The award, given Nov. 28 in the State Department by U.S. Secretary of State Hillary Rodham Clinton, is an annual award recognizing U.S.-owned businesses that exhibit exemplary corporate citizenship, promote innovation and advance democratic principles around the world, according to a release.

Sorwathe, in the northern town of Kinihira, is this year's small-medium-size company winner of the award for its efforts to support adult literacy, worker association and collective bargaining rights, sustainable agriculture, forestry and water management.

It was also honored for its efforts to produce socially and environmentally responsible high-quality teas and leading the charge to eradicate child labor in Rwanda's tea sector, the release states.

Representing Tea Importers at the ceremony were Andrew Wertheim, the firm's president; Jan Shackett, vice president; and Cally Alles, Sorwathe's recently retired general manager.

Tea Importers, founded in 1958 by Joseph Wertheim, Andrew Wertheim's father, is a tea trading company serving customers worldwide, the release states.

"I am extremely proud to accept this award on behalf of the employees of Sorwathe, Tea Importers, my family, and especially on behalf of 5,42 employees of Sowarthe and the 4,573 small farmers that we support through tea production in Rwanda," said Andrew Wertheim, a resident of New York City who grew up in Weston and Easton.

Joseph Wertheim came to the United States to escape Nazi Germany and began importing tea in 1953 after settling in Connecticut, Clinton said. He began marketing tea from Rwanda in the 1960s, and its government eventually asked him to help build a factory for processing tea in a remote region of the country, she said.

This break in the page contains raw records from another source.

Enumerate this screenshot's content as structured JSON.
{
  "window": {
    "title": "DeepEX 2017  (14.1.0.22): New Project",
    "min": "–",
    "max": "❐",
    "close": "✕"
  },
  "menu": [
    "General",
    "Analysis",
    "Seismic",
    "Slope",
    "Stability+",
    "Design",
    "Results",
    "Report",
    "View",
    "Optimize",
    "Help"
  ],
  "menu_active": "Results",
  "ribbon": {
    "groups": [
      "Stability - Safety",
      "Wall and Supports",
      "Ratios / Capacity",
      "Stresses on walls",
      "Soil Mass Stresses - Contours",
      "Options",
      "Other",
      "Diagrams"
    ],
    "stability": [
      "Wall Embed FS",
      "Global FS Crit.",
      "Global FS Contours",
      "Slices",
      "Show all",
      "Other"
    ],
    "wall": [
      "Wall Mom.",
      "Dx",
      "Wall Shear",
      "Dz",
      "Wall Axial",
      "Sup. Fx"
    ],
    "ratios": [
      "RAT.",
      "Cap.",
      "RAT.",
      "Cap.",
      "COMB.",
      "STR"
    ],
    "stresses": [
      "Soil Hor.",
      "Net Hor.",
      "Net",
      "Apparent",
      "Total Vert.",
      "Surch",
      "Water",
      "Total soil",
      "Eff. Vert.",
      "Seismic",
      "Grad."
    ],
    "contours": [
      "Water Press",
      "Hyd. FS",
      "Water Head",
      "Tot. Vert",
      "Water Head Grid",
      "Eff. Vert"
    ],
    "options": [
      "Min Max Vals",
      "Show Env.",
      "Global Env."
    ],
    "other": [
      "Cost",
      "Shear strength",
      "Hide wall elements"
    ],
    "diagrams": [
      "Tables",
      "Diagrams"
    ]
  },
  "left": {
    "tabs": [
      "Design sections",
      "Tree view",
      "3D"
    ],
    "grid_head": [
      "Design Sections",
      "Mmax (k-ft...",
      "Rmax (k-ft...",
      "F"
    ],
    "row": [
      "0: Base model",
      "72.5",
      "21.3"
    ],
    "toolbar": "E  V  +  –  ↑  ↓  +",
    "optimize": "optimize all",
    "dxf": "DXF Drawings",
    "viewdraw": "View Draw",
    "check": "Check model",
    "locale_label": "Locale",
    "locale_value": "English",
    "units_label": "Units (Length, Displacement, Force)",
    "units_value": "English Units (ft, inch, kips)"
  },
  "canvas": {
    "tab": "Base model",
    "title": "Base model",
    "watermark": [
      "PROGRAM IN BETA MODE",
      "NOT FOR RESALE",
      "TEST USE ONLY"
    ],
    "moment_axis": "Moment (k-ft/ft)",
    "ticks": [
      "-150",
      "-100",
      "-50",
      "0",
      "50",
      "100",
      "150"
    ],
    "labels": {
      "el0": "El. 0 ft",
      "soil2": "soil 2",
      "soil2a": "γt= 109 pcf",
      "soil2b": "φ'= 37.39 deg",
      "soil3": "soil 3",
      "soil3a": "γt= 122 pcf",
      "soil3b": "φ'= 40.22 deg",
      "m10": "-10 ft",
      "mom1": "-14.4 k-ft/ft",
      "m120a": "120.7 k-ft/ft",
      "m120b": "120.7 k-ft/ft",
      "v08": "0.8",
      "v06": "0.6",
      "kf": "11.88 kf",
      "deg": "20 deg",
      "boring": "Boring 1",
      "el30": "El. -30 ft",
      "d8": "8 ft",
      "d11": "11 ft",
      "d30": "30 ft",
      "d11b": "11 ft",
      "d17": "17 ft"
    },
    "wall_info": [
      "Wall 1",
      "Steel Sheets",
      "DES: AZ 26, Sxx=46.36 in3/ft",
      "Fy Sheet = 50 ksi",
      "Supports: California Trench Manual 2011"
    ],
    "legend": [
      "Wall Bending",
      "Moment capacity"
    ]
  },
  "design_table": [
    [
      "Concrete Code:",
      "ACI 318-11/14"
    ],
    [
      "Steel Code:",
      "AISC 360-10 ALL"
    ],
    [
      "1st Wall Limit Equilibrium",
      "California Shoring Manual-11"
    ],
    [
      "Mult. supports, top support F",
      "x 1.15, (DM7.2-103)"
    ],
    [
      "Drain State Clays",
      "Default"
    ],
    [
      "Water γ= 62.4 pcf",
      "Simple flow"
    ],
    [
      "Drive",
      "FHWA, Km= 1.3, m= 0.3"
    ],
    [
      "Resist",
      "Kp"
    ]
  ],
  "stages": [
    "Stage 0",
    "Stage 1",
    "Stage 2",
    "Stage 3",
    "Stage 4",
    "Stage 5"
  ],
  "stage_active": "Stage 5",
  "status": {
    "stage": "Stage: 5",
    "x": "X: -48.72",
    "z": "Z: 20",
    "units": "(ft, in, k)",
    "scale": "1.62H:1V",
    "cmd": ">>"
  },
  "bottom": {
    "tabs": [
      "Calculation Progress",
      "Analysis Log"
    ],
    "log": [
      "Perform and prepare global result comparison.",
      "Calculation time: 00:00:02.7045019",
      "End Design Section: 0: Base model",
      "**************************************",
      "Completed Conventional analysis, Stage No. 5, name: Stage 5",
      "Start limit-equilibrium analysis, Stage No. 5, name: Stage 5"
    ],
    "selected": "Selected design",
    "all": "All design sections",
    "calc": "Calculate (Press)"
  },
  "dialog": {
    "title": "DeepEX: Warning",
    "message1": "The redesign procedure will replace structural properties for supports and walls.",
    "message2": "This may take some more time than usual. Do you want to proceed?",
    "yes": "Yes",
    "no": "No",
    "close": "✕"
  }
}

"Today, that joint venture, Sorwathe, is the top single producer of tea in Rwanda," she said.

U.S. Sen. Richard Blumenthal and Congressman Jim Himes were among those in attendance.